[[ DATA TO EXAMINE open ]]

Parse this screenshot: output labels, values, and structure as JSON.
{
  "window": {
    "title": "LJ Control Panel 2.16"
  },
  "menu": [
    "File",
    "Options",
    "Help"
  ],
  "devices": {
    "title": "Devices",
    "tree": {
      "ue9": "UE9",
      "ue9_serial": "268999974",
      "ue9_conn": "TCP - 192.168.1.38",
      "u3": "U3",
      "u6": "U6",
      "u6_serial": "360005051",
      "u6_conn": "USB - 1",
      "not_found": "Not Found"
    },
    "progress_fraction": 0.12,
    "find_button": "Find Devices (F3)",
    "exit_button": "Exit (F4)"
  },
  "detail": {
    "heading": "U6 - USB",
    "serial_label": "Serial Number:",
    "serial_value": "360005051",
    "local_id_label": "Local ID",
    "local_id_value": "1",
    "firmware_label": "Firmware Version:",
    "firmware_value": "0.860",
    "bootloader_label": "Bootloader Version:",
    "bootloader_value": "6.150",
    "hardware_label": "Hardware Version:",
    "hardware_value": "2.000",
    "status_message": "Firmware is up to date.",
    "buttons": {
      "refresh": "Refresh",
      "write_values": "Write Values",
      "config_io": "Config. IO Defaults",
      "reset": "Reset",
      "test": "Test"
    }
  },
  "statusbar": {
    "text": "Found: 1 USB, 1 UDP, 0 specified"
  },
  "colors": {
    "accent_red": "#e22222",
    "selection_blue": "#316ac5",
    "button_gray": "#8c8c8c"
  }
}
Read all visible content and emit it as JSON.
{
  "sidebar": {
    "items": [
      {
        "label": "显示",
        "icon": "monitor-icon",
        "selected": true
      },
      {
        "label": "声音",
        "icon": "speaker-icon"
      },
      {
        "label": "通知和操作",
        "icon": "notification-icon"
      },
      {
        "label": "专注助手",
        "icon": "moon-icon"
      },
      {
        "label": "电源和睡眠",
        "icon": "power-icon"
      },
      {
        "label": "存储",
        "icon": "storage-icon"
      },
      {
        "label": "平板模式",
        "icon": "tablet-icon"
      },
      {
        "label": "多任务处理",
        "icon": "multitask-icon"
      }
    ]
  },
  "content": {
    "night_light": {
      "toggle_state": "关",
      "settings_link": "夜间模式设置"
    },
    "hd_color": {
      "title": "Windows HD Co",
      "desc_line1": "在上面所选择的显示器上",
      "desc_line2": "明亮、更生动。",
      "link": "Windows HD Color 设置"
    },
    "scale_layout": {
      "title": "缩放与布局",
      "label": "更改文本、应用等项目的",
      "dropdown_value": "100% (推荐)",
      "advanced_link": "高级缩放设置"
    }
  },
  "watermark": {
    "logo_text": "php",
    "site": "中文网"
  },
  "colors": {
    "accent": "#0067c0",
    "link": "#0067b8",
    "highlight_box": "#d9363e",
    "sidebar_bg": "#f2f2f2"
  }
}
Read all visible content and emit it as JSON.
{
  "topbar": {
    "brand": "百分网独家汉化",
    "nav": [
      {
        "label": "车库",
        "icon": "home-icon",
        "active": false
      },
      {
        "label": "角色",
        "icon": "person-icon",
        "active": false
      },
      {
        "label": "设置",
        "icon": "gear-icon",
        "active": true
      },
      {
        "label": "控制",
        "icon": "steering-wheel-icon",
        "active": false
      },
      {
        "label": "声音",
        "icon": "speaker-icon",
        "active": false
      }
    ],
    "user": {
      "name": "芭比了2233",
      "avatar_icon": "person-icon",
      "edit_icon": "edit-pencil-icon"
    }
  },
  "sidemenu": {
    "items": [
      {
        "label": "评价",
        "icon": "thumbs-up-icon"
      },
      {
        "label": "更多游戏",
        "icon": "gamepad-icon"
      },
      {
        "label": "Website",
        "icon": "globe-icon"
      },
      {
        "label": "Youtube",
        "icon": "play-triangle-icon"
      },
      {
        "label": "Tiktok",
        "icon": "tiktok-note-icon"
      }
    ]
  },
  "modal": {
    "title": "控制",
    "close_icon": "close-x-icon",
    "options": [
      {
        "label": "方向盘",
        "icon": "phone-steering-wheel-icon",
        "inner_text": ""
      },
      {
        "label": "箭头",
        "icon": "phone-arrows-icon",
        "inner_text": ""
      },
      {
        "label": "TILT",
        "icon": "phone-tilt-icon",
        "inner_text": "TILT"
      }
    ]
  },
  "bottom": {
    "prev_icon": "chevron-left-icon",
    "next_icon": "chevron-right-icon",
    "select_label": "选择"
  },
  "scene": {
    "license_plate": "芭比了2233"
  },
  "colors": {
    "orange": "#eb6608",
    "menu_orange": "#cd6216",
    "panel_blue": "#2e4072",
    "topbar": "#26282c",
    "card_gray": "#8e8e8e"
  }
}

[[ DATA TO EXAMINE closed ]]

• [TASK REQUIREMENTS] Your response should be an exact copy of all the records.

• [RESPONSE TO THIS EXERCISE]
Parse this screenshot: output labels, values, and structure as JSON.
{
  "window": {
    "title": "LJ Control Panel 2.16"
  },
  "menu": [
    "File",
    "Options",
    "Help"
  ],
  "devices": {
    "title": "Devices",
    "tree": {
      "ue9": "UE9",
      "ue9_serial": "268999974",
      "ue9_conn": "TCP - 192.168.1.38",
      "u3": "U3",
      "u6": "U6",
      "u6_serial": "360005051",
      "u6_conn": "USB - 1",
      "not_found": "Not Found"
    },
    "progress_fraction": 0.12,
    "find_button": "Find Devices (F3)",
    "exit_button": "Exit (F4)"
  },
  "detail": {
    "heading": "U6 - USB",
    "serial_label": "Serial Number:",
    "serial_value": "360005051",
    "local_id_label": "Local ID",
    "local_id_value": "1",
    "firmware_label": "Firmware Version:",
    "firmware_value": "0.860",
    "bootloader_label": "Bootloader Version:",
    "bootloader_value": "6.150",
    "hardware_label": "Hardware Version:",
    "hardware_value": "2.000",
    "status_message": "Firmware is up to date.",
    "buttons": {
      "refresh": "Refresh",
      "write_values": "Write Values",
      "config_io": "Config. IO Defaults",
      "reset": "Reset",
      "test": "Test"
    }
  },
  "statusbar": {
    "text": "Found: 1 USB, 1 UDP, 0 specified"
  },
  "colors": {
    "accent_red": "#e22222",
    "selection_blue": "#316ac5",
    "button_gray": "#8c8c8c"
  }
}
Read all visible content and emit it as JSON.
{
  "sidebar": {
    "items": [
      {
        "label": "显示",
        "icon": "monitor-icon",
        "selected": true
      },
      {
        "label": "声音",
        "icon": "speaker-icon"
      },
      {
        "label": "通知和操作",
        "icon": "notification-icon"
      },
      {
        "label": "专注助手",
        "icon": "moon-icon"
      },
      {
        "label": "电源和睡眠",
        "icon": "power-icon"
      },
      {
        "label": "存储",
        "icon": "storage-icon"
      },
      {
        "label": "平板模式",
        "icon": "tablet-icon"
      },
      {
        "label": "多任务处理",
        "icon": "multitask-icon"
      }
    ]
  },
  "content": {
    "night_light": {
      "toggle_state": "关",
      "settings_link": "夜间模式设置"
    },
    "hd_color": {
      "title": "Windows HD Co",
      "desc_line1": "在上面所选择的显示器上",
      "desc_line2": "明亮、更生动。",
      "link": "Windows HD Color 设置"
    },
    "scale_layout": {
      "title": "缩放与布局",
      "label": "更改文本、应用等项目的",
      "dropdown_value": "100% (推荐)",
      "advanced_link": "高级缩放设置"
    }
  },
  "watermark": {
    "logo_text": "php",
    "site": "中文网"
  },
  "colors": {
    "accent": "#0067c0",
    "link": "#0067b8",
    "highlight_box": "#d9363e",
    "sidebar_bg": "#f2f2f2"
  }
}
Read all visible content and emit it as JSON.
{
  "topbar": {
    "brand": "百分网独家汉化",
    "nav": [
      {
        "label": "车库",
        "icon": "home-icon",
        "active": false
      },
      {
        "label": "角色",
        "icon": "person-icon",
        "active": false
      },
      {
        "label": "设置",
        "icon": "gear-icon",
        "active": true
      },
      {
        "label": "控制",
        "icon": "steering-wheel-icon",
        "active": false
      },
      {
        "label": "声音",
        "icon": "speaker-icon",
        "active": false
      }
    ],
    "user": {
      "name": "芭比了2233",
      "avatar_icon": "person-icon",
      "edit_icon": "edit-pencil-icon"
    }
  },
  "sidemenu": {
    "items": [
      {
        "label": "评价",
        "icon": "thumbs-up-icon"
      },
      {
        "label": "更多游戏",
        "icon": "gamepad-icon"
      },
      {
        "label": "Website",
        "icon": "globe-icon"
      },
      {
        "label": "Youtube",
        "icon": "play-triangle-icon"
      },
      {
        "label": "Tiktok",
        "icon": "tiktok-note-icon"
      }
    ]
  },
  "modal": {
    "title": "控制",
    "close_icon": "close-x-icon",
    "options": [
      {
        "label": "方向盘",
        "icon": "phone-steering-wheel-icon",
        "inner_text": ""
      },
      {
        "label": "箭头",
        "icon": "phone-arrows-icon",
        "inner_text": ""
      },
      {
        "label": "TILT",
        "icon": "phone-tilt-icon",
        "inner_text": "TILT"
      }
    ]
  },
  "bottom": {
    "prev_icon": "chevron-left-icon",
    "next_icon": "chevron-right-icon",
    "select_label": "选择"
  },
  "scene": {
    "license_plate": "芭比了2233"
  },
  "colors": {
    "orange": "#eb6608",
    "menu_orange": "#cd6216",
    "panel_blue": "#2e4072",
    "topbar": "#26282c",
    "card_gray": "#8e8e8e"
  }
}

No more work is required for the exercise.